In this article, we will look at datagrids and understand how they have kept pace as development platforms and technologies have evolved over the years.
The first datagrids available from Microsoft and third-party component vendors were built for Windows Forms applications. They are built using the .NET framework and leverage the full power of the Windows platform. Due to the underlying architecture and the sheer longevity of the Windows .NET platform, WinForms datagrids are generally considered the most functional and interactive datagrid controls among all platforms.
The first WPF Grids were launched in the same year as the Silverlight datagrids. These datagrids made full use of the powerful presentation tier and data binding capabilities of WPF. This resulted in two immediate advantages - a dramatically easier in-place editing experience and more graphically appealing user interface with rich interactivity. Over the years, there has been a slow but steady shift by developers in terms of moving away from building WinForms applications to building WPF applications to take advantage of the platform's capabilities. Consequently, WPF datagrids have benefited from this shift in terms of adoption and the focusing of development resources by component vendors.

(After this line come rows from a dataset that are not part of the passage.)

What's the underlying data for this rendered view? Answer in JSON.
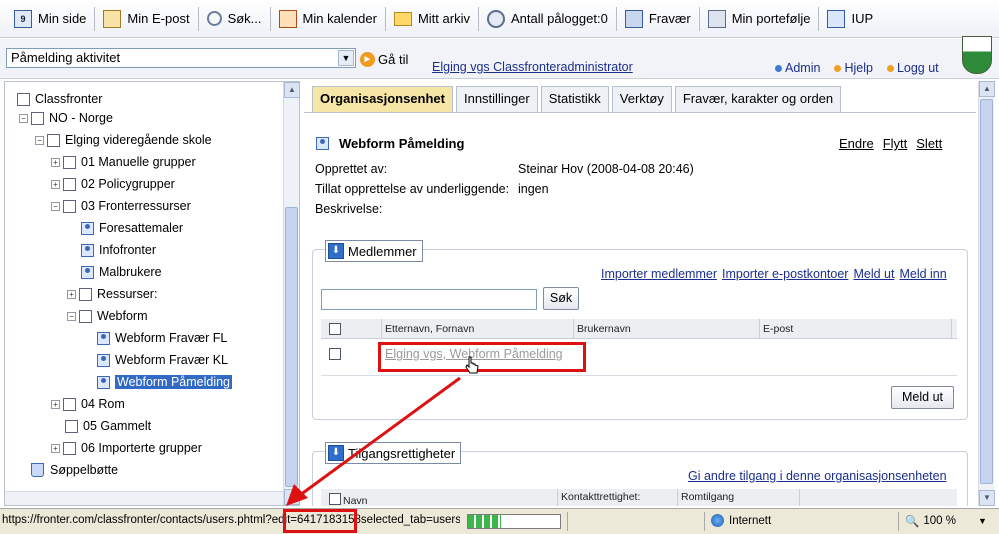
{
  "toolbar": {
    "items": [
      {
        "label": "Min side",
        "icon": "min-side-icon"
      },
      {
        "label": "Min E-post",
        "icon": "mail-icon"
      },
      {
        "label": "Søk...",
        "icon": "search-icon"
      },
      {
        "label": "Min kalender",
        "icon": "calendar-icon"
      },
      {
        "label": "Mitt arkiv",
        "icon": "folder-icon"
      },
      {
        "label": "Antall pålogget:0",
        "icon": "users-online-icon"
      },
      {
        "label": "Fravær",
        "icon": "absence-book-icon"
      },
      {
        "label": "Min portefølje",
        "icon": "portfolio-icon"
      },
      {
        "label": "IUP",
        "icon": "iup-icon"
      }
    ],
    "min_side_badge": "9"
  },
  "nav": {
    "select_value": "Påmelding aktivitet",
    "goto_label": "Gå til",
    "admin_link": "Elging vgs Classfronteradministrator",
    "links": [
      "Admin",
      "Hjelp",
      "Logg ut"
    ],
    "link_colors": [
      "#3b7bd8",
      "#f0a020",
      "#f0a020"
    ]
  },
  "tree": {
    "nodes": [
      {
        "label": "Classfronter"
      },
      {
        "label": "NO - Norge"
      },
      {
        "label": "Elging videregående skole"
      },
      {
        "label": "01 Manuelle grupper"
      },
      {
        "label": "02 Policygrupper"
      },
      {
        "label": "03 Fronterressurser"
      },
      {
        "label": "Foresattemaler"
      },
      {
        "label": "Infofronter"
      },
      {
        "label": "Malbrukere"
      },
      {
        "label": "Ressurser:"
      },
      {
        "label": "Webform"
      },
      {
        "label": "Webform Fravær FL"
      },
      {
        "label": "Webform Fravær KL"
      },
      {
        "label": "Webform Påmelding"
      },
      {
        "label": "04 Rom"
      },
      {
        "label": "05 Gammelt"
      },
      {
        "label": "06 Importerte grupper"
      },
      {
        "label": "Søppelbøtte"
      }
    ]
  },
  "tabs": [
    "Organisasjonsenhet",
    "Innstillinger",
    "Statistikk",
    "Verktøy",
    "Fravær, karakter og orden"
  ],
  "object": {
    "title": "Webform Påmelding",
    "actions": [
      "Endre",
      "Flytt",
      "Slett"
    ],
    "created_by_label": "Opprettet av:",
    "created_by_value": "Steinar Hov (2008-04-08 20:46)",
    "allow_label": "Tillat opprettelse av underliggende:",
    "allow_value": "ingen",
    "desc_label": "Beskrivelse:"
  },
  "members": {
    "legend": "Medlemmer",
    "links": [
      "Importer medlemmer",
      "Importer e-postkontoer",
      "Meld ut",
      "Meld inn"
    ],
    "search_value": "",
    "search_button": "Søk",
    "columns": [
      "Etternavn, Fornavn",
      "Brukernavn",
      "E-post"
    ],
    "rows": [
      {
        "name": "Elging vgs, Webform Påmelding"
      }
    ],
    "leave_button": "Meld ut"
  },
  "access": {
    "legend": "Tilgangsrettigheter",
    "link": "Gi andre tilgang i denne organisasjonsenheten",
    "columns": [
      "Navn",
      "Kontakttrettighet:",
      "Romtilgang"
    ]
  },
  "status": {
    "url": "https://fronter.com/classfronter/contacts/users.phtml?edit=6417183158selected_tab=users_cc",
    "zone": "Internett",
    "zoom": "100 %"
  },
  "colors": {
    "highlight": "#dd1111",
    "active_tab": "#f6e6a6",
    "link": "#1b2f8c"
  }
}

In 2008, Microsoft disseminated the first default Silverlight datagrid that made it possible to provide a more responsive user experience within web browsers, more flexible layouts for the datagrid cells and an easier programming model for web developers. Just like in the past, that was a cue for component vendors to launch more powerful, robust datagrids for Silverlight that could be used in real-world business applications. Over the years though, the momentum has been shifting from browser plug-in technology to HTML5 and related web frameworks that don't require any downloads but still support very rich internet applications.